I need to admit something: I don’t favor AMOLED screen technology. I wouldn’t go as far to say that I don’t like it, but give me a choice of two devices with similar specification but one has an AMOLED screen and one has a LCD, I’ll take the LCD. Part of the reason for this is because AMOLED screens can have such vivid color saturation that it burns the back of my head (that’s a slight exaggeration – editor) and another part is because then an AMOLED shows white, it’s operating at its least efficient. I do a lot of writing and editing on my Android devices and very few applications allow me to reverse the screen from black on white, to white on black. This is really hard on the battery! And finally, it’s partially because some AMOLED screens show burn in a very short space of time but all degenerate over a period of time. Part of buying a modern electronic device is planned obsolescence. So I have to take it on the chin that after a couple of years that my shiny HTC One M8 will likely be below the entry level specifications, but I don’t like the idea that the screen is going to wear out.
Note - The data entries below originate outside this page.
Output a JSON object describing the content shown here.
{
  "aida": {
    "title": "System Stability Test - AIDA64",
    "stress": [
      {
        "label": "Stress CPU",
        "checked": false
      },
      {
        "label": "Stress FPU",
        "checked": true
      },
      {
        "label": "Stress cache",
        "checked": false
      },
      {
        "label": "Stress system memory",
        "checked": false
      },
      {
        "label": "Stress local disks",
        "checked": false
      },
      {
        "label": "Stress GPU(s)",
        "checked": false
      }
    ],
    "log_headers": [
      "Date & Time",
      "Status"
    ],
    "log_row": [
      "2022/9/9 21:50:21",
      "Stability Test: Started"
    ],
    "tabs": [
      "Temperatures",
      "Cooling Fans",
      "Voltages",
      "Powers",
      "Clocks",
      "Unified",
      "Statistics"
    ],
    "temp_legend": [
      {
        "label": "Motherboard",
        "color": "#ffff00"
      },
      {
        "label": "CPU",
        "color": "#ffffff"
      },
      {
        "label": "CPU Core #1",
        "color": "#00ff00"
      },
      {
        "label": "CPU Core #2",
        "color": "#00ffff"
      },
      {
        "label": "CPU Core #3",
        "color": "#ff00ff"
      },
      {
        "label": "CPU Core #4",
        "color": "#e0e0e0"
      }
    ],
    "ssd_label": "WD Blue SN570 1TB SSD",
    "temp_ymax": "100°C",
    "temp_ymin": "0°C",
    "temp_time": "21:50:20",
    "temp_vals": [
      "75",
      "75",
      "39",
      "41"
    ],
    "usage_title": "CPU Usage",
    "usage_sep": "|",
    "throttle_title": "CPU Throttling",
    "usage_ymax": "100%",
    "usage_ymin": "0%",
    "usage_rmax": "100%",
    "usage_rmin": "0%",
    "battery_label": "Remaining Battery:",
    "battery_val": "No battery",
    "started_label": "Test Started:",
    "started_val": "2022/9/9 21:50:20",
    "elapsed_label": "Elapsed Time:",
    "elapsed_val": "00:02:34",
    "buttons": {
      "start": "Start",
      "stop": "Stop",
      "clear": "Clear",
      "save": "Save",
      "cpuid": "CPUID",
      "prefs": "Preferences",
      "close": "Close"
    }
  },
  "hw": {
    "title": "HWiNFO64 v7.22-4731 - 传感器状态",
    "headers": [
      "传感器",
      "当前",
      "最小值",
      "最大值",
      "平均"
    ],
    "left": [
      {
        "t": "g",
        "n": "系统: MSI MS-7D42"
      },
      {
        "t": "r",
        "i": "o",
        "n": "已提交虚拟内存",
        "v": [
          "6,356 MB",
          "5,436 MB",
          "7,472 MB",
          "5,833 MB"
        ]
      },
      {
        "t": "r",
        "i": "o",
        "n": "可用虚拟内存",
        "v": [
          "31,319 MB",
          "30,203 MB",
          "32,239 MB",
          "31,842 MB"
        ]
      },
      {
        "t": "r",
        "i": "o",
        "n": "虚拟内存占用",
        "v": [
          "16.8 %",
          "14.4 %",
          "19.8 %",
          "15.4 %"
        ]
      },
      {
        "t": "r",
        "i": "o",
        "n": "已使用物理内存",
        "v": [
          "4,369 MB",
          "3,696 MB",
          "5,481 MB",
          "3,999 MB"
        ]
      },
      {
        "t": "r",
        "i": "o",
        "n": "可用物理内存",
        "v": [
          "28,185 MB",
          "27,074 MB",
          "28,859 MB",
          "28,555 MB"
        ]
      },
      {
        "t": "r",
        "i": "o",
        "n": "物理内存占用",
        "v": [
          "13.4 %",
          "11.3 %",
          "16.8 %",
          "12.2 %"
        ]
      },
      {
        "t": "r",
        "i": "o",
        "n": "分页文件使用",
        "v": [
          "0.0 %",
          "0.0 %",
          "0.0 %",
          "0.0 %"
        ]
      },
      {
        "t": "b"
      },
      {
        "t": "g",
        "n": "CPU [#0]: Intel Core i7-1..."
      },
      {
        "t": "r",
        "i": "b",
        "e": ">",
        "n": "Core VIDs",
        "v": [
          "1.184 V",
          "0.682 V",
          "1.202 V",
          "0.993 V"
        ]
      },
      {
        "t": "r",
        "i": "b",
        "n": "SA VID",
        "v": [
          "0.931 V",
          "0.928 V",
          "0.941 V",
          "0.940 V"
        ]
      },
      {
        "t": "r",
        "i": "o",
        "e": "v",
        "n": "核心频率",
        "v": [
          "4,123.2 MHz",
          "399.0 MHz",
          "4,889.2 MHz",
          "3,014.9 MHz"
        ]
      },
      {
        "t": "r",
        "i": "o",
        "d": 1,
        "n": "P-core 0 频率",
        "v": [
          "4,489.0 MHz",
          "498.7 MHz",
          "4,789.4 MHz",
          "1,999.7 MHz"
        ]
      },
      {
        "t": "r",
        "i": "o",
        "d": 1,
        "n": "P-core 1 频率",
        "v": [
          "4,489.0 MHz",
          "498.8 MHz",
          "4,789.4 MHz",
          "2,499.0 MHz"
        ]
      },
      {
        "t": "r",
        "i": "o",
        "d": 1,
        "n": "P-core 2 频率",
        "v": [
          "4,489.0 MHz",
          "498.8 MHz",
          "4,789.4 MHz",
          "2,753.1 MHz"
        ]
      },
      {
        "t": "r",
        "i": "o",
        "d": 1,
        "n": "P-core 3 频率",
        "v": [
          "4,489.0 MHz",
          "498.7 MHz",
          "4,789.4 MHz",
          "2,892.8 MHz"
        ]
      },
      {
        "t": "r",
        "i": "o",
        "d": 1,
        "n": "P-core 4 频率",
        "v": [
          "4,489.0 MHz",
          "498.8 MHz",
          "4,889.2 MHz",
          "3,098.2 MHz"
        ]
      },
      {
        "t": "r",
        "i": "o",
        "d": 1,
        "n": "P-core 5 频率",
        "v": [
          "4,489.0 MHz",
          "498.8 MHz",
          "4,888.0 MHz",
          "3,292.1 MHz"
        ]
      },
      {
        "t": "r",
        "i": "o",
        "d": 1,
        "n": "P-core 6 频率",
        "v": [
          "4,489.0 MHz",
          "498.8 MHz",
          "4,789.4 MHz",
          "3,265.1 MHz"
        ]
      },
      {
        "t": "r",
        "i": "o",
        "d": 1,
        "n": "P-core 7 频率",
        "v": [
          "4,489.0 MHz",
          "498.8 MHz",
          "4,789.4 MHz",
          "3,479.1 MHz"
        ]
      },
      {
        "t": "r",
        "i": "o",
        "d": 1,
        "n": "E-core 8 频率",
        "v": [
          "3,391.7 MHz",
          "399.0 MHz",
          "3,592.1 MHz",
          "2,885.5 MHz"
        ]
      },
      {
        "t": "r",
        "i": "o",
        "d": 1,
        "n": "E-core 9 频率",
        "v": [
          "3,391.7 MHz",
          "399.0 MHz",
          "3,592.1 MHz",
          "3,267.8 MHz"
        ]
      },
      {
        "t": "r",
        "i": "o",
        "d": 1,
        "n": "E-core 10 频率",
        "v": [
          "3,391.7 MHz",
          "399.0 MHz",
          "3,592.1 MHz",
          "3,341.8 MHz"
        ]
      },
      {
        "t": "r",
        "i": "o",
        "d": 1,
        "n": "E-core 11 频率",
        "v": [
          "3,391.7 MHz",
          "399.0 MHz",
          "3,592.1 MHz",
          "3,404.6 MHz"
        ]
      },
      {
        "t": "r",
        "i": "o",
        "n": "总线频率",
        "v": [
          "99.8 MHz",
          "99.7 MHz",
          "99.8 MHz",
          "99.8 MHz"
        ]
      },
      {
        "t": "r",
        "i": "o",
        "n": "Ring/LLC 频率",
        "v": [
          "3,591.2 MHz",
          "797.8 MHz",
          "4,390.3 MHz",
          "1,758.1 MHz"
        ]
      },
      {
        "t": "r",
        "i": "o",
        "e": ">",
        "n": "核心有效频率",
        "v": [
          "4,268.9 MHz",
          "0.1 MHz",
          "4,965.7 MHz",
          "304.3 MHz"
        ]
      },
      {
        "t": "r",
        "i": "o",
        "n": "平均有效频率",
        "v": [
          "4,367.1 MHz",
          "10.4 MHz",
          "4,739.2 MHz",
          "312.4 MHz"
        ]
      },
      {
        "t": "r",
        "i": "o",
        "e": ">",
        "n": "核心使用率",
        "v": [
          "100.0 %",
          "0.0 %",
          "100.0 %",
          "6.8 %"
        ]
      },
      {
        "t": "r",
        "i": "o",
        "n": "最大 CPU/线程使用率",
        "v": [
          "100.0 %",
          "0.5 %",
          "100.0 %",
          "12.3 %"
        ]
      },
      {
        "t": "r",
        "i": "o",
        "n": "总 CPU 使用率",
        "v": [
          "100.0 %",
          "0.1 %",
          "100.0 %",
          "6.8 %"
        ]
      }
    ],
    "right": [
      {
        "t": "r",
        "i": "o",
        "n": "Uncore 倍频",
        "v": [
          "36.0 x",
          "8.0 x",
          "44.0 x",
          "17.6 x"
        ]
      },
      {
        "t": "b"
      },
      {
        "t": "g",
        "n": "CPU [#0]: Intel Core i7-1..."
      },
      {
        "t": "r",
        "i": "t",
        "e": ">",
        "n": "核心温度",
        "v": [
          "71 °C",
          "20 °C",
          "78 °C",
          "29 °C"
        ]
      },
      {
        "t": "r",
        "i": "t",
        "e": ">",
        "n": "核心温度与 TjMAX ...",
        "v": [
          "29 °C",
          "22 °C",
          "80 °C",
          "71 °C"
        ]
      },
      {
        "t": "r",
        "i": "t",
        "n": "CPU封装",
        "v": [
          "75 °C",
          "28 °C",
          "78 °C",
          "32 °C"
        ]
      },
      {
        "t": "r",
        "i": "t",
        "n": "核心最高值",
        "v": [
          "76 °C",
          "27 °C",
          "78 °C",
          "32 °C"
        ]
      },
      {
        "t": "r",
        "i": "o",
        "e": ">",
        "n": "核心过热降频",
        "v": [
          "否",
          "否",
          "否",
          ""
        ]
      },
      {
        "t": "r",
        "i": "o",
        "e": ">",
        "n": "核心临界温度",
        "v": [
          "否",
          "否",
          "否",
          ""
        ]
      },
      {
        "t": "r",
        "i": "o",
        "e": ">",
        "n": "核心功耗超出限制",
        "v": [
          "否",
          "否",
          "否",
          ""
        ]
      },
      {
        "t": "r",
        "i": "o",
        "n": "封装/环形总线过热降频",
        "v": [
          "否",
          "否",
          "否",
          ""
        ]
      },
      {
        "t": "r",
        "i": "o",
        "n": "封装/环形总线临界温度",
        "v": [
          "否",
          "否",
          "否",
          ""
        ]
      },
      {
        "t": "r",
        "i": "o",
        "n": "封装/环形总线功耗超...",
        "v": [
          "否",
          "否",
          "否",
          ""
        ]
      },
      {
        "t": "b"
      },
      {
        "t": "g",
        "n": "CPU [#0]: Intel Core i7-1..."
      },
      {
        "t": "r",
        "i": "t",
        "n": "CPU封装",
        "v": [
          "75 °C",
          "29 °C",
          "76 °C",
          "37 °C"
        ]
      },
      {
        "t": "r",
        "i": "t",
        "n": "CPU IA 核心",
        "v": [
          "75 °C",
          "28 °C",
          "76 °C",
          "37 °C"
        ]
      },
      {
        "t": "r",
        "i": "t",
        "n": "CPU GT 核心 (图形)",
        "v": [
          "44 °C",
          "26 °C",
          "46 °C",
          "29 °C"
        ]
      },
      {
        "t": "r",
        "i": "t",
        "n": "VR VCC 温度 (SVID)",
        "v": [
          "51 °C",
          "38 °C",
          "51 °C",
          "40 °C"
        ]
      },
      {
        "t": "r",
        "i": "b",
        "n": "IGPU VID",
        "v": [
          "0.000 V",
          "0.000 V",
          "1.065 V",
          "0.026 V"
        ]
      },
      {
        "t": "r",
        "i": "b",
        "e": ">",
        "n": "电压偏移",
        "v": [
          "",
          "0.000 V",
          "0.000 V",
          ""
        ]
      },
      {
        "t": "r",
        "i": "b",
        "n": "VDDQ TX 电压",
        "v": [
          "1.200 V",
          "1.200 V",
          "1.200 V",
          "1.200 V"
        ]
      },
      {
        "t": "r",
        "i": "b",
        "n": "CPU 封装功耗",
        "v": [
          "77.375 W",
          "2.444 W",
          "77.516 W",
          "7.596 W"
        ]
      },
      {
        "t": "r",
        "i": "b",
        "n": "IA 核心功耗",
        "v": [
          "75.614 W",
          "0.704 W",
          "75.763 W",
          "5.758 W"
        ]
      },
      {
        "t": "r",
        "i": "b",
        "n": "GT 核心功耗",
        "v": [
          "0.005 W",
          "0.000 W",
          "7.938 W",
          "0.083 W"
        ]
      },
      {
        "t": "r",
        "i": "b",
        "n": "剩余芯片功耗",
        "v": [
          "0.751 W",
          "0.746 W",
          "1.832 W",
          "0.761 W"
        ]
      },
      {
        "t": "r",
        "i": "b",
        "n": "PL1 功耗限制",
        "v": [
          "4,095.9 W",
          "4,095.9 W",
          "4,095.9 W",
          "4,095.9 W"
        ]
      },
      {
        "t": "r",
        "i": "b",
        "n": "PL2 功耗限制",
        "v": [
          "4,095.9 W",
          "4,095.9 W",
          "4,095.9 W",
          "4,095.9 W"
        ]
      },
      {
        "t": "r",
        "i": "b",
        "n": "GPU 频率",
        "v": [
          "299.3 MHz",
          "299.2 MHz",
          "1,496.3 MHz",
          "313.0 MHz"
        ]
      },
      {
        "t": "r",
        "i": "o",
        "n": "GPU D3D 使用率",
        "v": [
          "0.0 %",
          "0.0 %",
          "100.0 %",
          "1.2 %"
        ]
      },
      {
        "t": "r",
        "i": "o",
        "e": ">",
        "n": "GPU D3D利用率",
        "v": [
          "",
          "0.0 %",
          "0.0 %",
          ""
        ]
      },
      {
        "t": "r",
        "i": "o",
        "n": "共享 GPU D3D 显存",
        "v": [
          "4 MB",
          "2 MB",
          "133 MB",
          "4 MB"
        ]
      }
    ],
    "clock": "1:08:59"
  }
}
And it’s this last factor that makes the rumor that Samsung has been recycling old screens into new handsets that would put me off a business.

However, that’s the essence of the claims that have been circulating through social media. They’ve been accompanied by pictures and videos showing an alleged Samsung smartphone production line showing how recycled screens are put into newly built devices. Samsung have responded to these rumors and said: “There is a rumor that we have used recycled AMOLED display panels in our smartphones, but it is not true at all. Recycled AMOLED display panels have not been used at all in product manufacturing processes, while some of the panels have been employed for paid warranty services.” Samsung’s blog goes on to explain that it uses recycled components to reduce repair costs but obtains customer consent before using these parts. Of the individual responsible for posting the images “This individual is not one of our employees and it is not sure if the place shown in the pictures and videos is our factory.” We could speculate if the person is an ex-employee and disgruntled at his former bosses following the recent shake up, or if there’s an element of truth in the matter.

I’ve often wondered how difficult it would be for a business to work based on reassembling old smartphone components, but mostly that’s because I’ve always wanted to see how well (say) Apple’s custom processor runs a decent different operating system. I’m quite sure that Samsung wouldn’t dare use recycled components in handsets purported as new devices because they have considerable value in the brand and if this rumor is true, it could be devastating for the company. No, I put more money on this being a hoax by a disgruntled employee. It wouldn’t put me off Samsung devices.